Cinema hall and technology[edit]

The 1950s and 1960s saw many new buildings built in a special new kind of cinema architecture, including the Zoo-Palast [de] and the Royal Palast [de]. This new style was meant to give the viewer optimal viewing and sound experiences. This was also considered during the planning of Kino International. The cinema, which holds almost 600 viewers, is inclined. The acoustic technology was developed especially for the theater and is similar to that of a recording studio. Walls are covered with acoustic dampening panels and the wall coverings, made of offset wood panels with open joints guaranteed an acoustic experience that was unique at that time. The waved ceiling also optimally reflects sounds to the seating area. In the 1980s, Kino International was one of the first cinemas in the GDR equipped with Dolby Stereo.

Film premieres[edit]

Until 1989, Kino International was the main theater for premieres in the GDR. Multiple films produced by DEFA, the state-owned film studio, held their premieres here. There were eight rows of seats with optimal views and extra legroom, reserved for state officials and party functionaries. Before and after premieres, state visitors were entertained in the "Representation Room", today called the Honecker Lounge after Erich Honecker, the last leader of East Germany. In the basement, a small bunker and elevator were later added for the state leadership. The Kino International's last premiere in the GDR was the gay-themed Coming Out, directed by Heiner Carow, on 9 November 1989, the day the Berlin Wall fell.[5]

Today, the Kino International is used by many filmmakers for premieres due to the theater's ambience; it is one of the venues of the Berlinale. Visitors from Berlin are fond of the theater's history and special atmosphere. The large film posters on the outside of the theater show the film of the week and are still painted by hand.

References[edit]

  1. ^ a b c Visit Berlin. Kino International. Retrieved 26 May 2019
  2. ^ Gerd Dietrich. "Collein, Edmund * 10.1.1906, † 21.1.1992 Architekt, Präsident des Bundes der Architekten". Bundesstiftung zur Aufarbeitung der SED-Diktatur: Biographische Datenbanken.
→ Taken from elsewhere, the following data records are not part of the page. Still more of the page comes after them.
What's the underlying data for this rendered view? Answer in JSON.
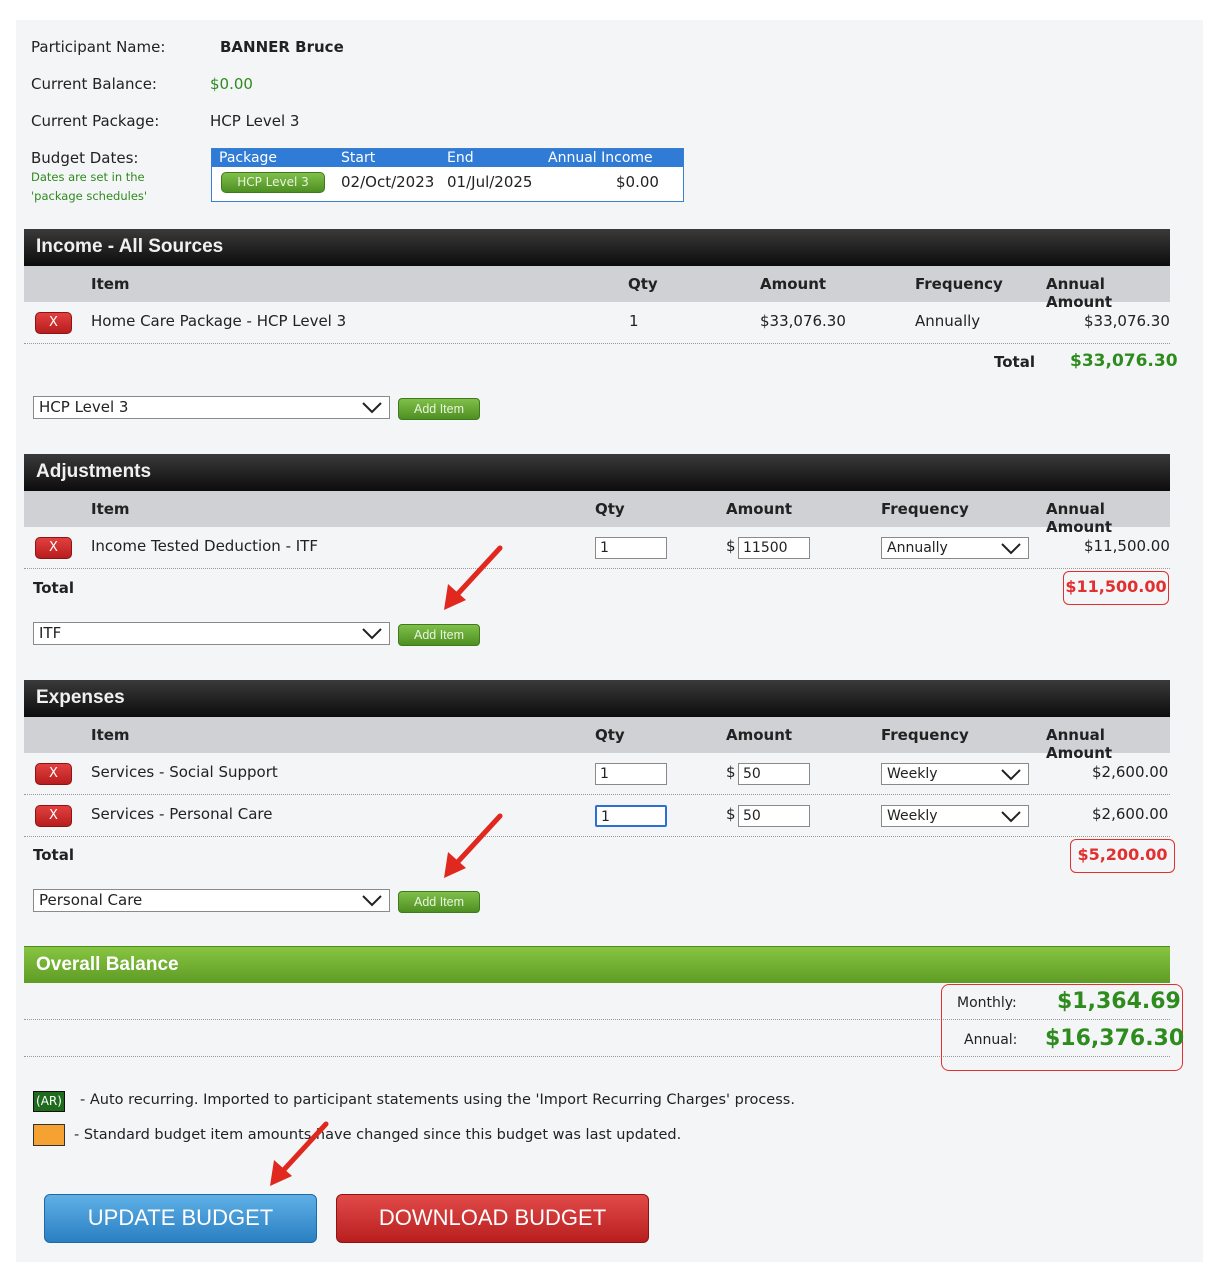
{
  "header": {
    "participant_label": "Participant Name:",
    "participant_value": "BANNER Bruce",
    "balance_label": "Current Balance:",
    "balance_value": "$0.00",
    "package_label": "Current Package:",
    "package_value": "HCP Level 3",
    "budget_dates_label": "Budget Dates:",
    "budget_dates_note": "Dates are set in the 'package schedules'"
  },
  "budget_dates_table": {
    "headers": [
      "Package",
      "Start",
      "End",
      "Annual Income"
    ],
    "row": {
      "package": "HCP Level 3",
      "start": "02/Oct/2023",
      "end": "01/Jul/2025",
      "annual_income": "$0.00"
    }
  },
  "income": {
    "title": "Income - All Sources",
    "columns": {
      "item": "Item",
      "qty": "Qty",
      "amount": "Amount",
      "frequency": "Frequency",
      "annual": "Annual Amount"
    },
    "rows": [
      {
        "remove": "X",
        "item": "Home Care Package - HCP Level 3",
        "qty": "1",
        "amount": "$33,076.30",
        "frequency": "Annually",
        "annual": "$33,076.30"
      }
    ],
    "total_label": "Total",
    "total_value": "$33,076.30",
    "select_value": "HCP Level 3",
    "add_label": "Add Item"
  },
  "adjustments": {
    "title": "Adjustments",
    "columns": {
      "item": "Item",
      "qty": "Qty",
      "amount": "Amount",
      "frequency": "Frequency",
      "annual": "Annual Amount"
    },
    "rows": [
      {
        "remove": "X",
        "item": "Income Tested Deduction - ITF",
        "qty": "1",
        "currency": "$",
        "amount": "11500",
        "frequency": "Annually",
        "annual": "$11,500.00"
      }
    ],
    "total_label": "Total",
    "total_value": "$11,500.00",
    "select_value": "ITF",
    "add_label": "Add Item"
  },
  "expenses": {
    "title": "Expenses",
    "columns": {
      "item": "Item",
      "qty": "Qty",
      "amount": "Amount",
      "frequency": "Frequency",
      "annual": "Annual Amount"
    },
    "rows": [
      {
        "remove": "X",
        "item": "Services - Social Support",
        "qty": "1",
        "currency": "$",
        "amount": "50",
        "frequency": "Weekly",
        "annual": "$2,600.00"
      },
      {
        "remove": "X",
        "item": "Services - Personal Care",
        "qty": "1",
        "currency": "$",
        "amount": "50",
        "frequency": "Weekly",
        "annual": "$2,600.00"
      }
    ],
    "total_label": "Total",
    "total_value": "$5,200.00",
    "select_value": "Personal Care",
    "add_label": "Add Item"
  },
  "overall": {
    "title": "Overall Balance",
    "monthly_label": "Monthly:",
    "monthly_value": "$1,364.69",
    "annual_label": "Annual:",
    "annual_value": "$16,376.30"
  },
  "legend": {
    "ar_badge": "(AR)",
    "ar_text": "- Auto recurring. Imported to participant statements using the 'Import Recurring Charges' process.",
    "orange_text": "- Standard budget item amounts have changed since this budget was last updated."
  },
  "actions": {
    "update_label": "UPDATE BUDGET",
    "download_label": "DOWNLOAD BUDGET"
  },
  "colors": {
    "accent_green": "#2e8b1e",
    "alert_red": "#e03030",
    "header_blue": "#2f7bd6",
    "update_blue": "#3a8fd0",
    "download_red": "#cc2a2a"
  },
  "icons": [
    "chevron-down-icon",
    "remove-x-icon",
    "arrow-annotation-icon"
  ]
}
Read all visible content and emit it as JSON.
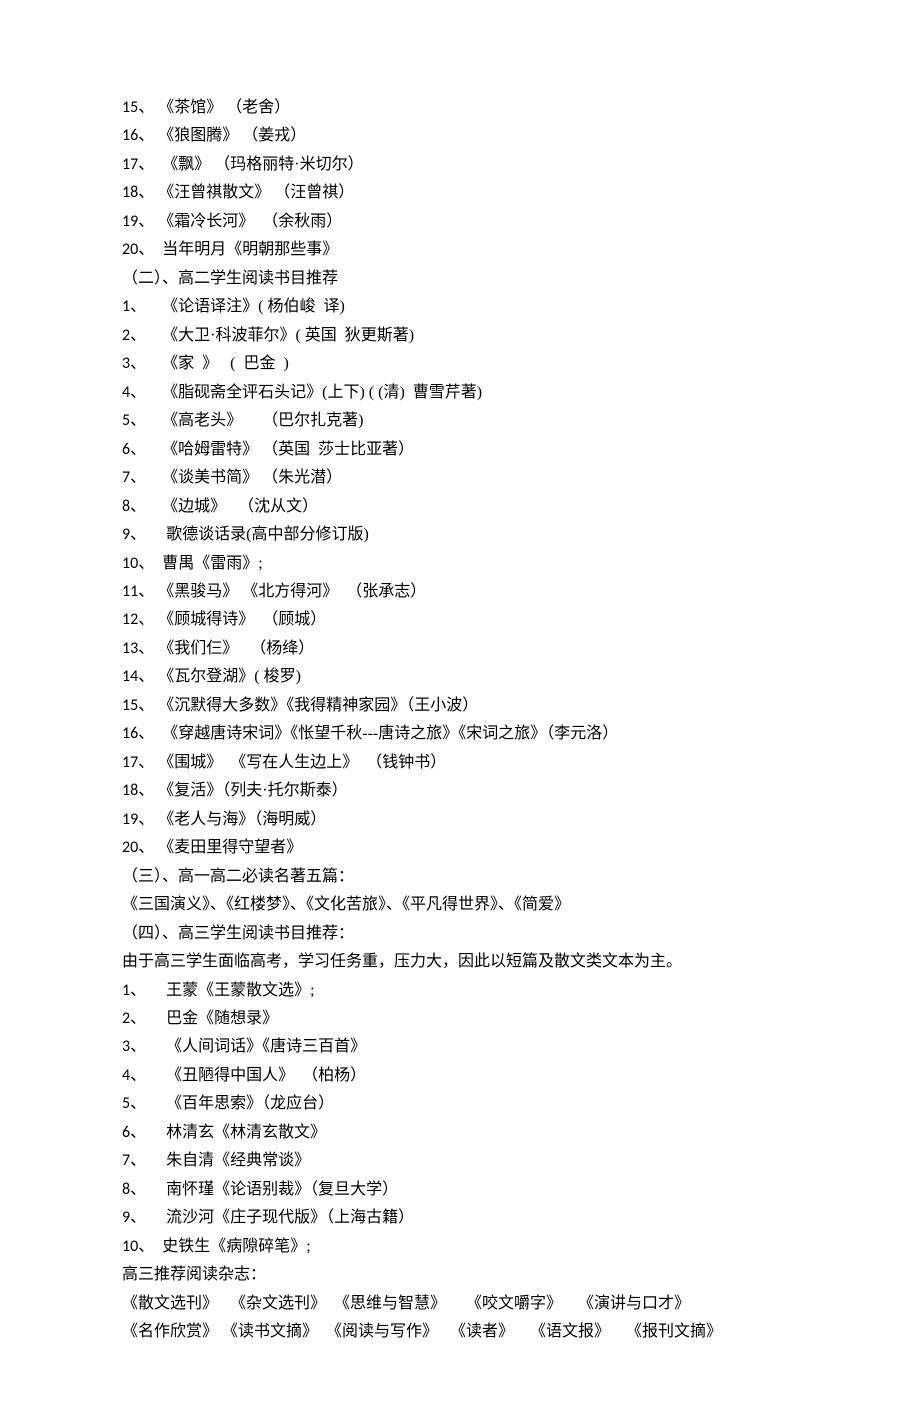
{
  "section1_items": [
    {
      "n": "15",
      "text": "《茶馆》 （老舍）"
    },
    {
      "n": "16",
      "text": "《狼图腾》 （姜戎）"
    },
    {
      "n": "17",
      "text": " 《飘》 （玛格丽特·米切尔）"
    },
    {
      "n": "18",
      "text": "《汪曾祺散文》 （汪曾祺）"
    },
    {
      "n": "19",
      "text": "《霜冷长河》  （余秋雨）"
    },
    {
      "n": "20",
      "text": " 当年明月《明朝那些事》"
    }
  ],
  "section2_title": "（二）、高二学生阅读书目推荐",
  "section2_items": [
    {
      "n": "1",
      "text": "《论语译注》( 杨伯峻  译)"
    },
    {
      "n": "2",
      "text": "《大卫·科波菲尔》( 英国  狄更斯著)"
    },
    {
      "n": "3",
      "text": "《家  》   (  巴金  )"
    },
    {
      "n": "4",
      "text": "《脂砚斋全评石头记》(上下) ( (清)  曹雪芹著)"
    },
    {
      "n": "5",
      "text": "《高老头》     （巴尔扎克著)"
    },
    {
      "n": "6",
      "text": "《哈姆雷特》 （英国  莎士比亚著）"
    },
    {
      "n": "7",
      "text": "《谈美书简》 （朱光潜）"
    },
    {
      "n": "8",
      "text": "《边城》   （沈从文）"
    },
    {
      "n": "9",
      "text": " 歌德谈话录(高中部分修订版)"
    },
    {
      "n": "10",
      "text": " 曹禺《雷雨》;"
    },
    {
      "n": "11",
      "text": "《黑骏马》 《北方得河》  （张承志）"
    },
    {
      "n": "12",
      "text": "《顾城得诗》  （顾城）"
    },
    {
      "n": "13",
      "text": "《我们仨》   （杨绛）"
    },
    {
      "n": "14",
      "text": "《瓦尔登湖》( 梭罗)"
    },
    {
      "n": "15",
      "text": "《沉默得大多数》《我得精神家园》（王小波）"
    },
    {
      "n": "16",
      "text": " 《穿越唐诗宋词》《怅望千秋---唐诗之旅》《宋词之旅》（李元洛）"
    },
    {
      "n": "17",
      "text": "《围城》  《写在人生边上》  （钱钟书）"
    },
    {
      "n": "18",
      "text": "《复活》（列夫·托尔斯泰）"
    },
    {
      "n": "19",
      "text": "《老人与海》（海明威）"
    },
    {
      "n": "20",
      "text": "《麦田里得守望者》"
    }
  ],
  "section3_title": "（三）、高一高二必读名著五篇：",
  "section3_body": "《三国演义》、《红楼梦》、《文化苦旅》、《平凡得世界》、《简爱》",
  "section4_title": "（四）、高三学生阅读书目推荐：",
  "section4_intro": "由于高三学生面临高考，学习任务重，压力大，因此以短篇及散文类文本为主。",
  "section4_items": [
    {
      "n": "1",
      "text": " 王蒙《王蒙散文选》;"
    },
    {
      "n": "2",
      "text": " 巴金《随想录》"
    },
    {
      "n": "3",
      "text": " 《人间词话》《唐诗三百首》"
    },
    {
      "n": "4",
      "text": " 《丑陋得中国人》  （柏杨）"
    },
    {
      "n": "5",
      "text": " 《百年思索》（龙应台）"
    },
    {
      "n": "6",
      "text": " 林清玄《林清玄散文》"
    },
    {
      "n": "7",
      "text": " 朱自清《经典常谈》"
    },
    {
      "n": "8",
      "text": " 南怀瑾《论语别裁》（复旦大学）"
    },
    {
      "n": "9",
      "text": " 流沙河《庄子现代版》（上海古籍）"
    },
    {
      "n": "10",
      "text": " 史铁生《病隙碎笔》;"
    }
  ],
  "mag_title": "高三推荐阅读杂志：",
  "mag_line1": "《散文选刊》   《杂文选刊》  《思维与智慧》     《咬文嚼字》    《演讲与口才》",
  "mag_line2": "《名作欣赏》 《读书文摘》  《阅读与写作》   《读者》    《语文报》    《报刊文摘》"
}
Retrieved 26 May 2019.
  3. ^ "Ost-Berlin. Platz dem Landvogt". Der Spiegel (online). 2 December 1964. Retrieved 26 May 2019
  4. ^ a b Deutsche Stiftung Denkmalschutz (December 2016) Das Berliner Kino International: Im sozialistischen Filmhimmel in Monumente. Retrieved 26 May 2019
  5. ^ DEFA Film Library. Coming Out. Retrieved 21 January 2019

External links[edit]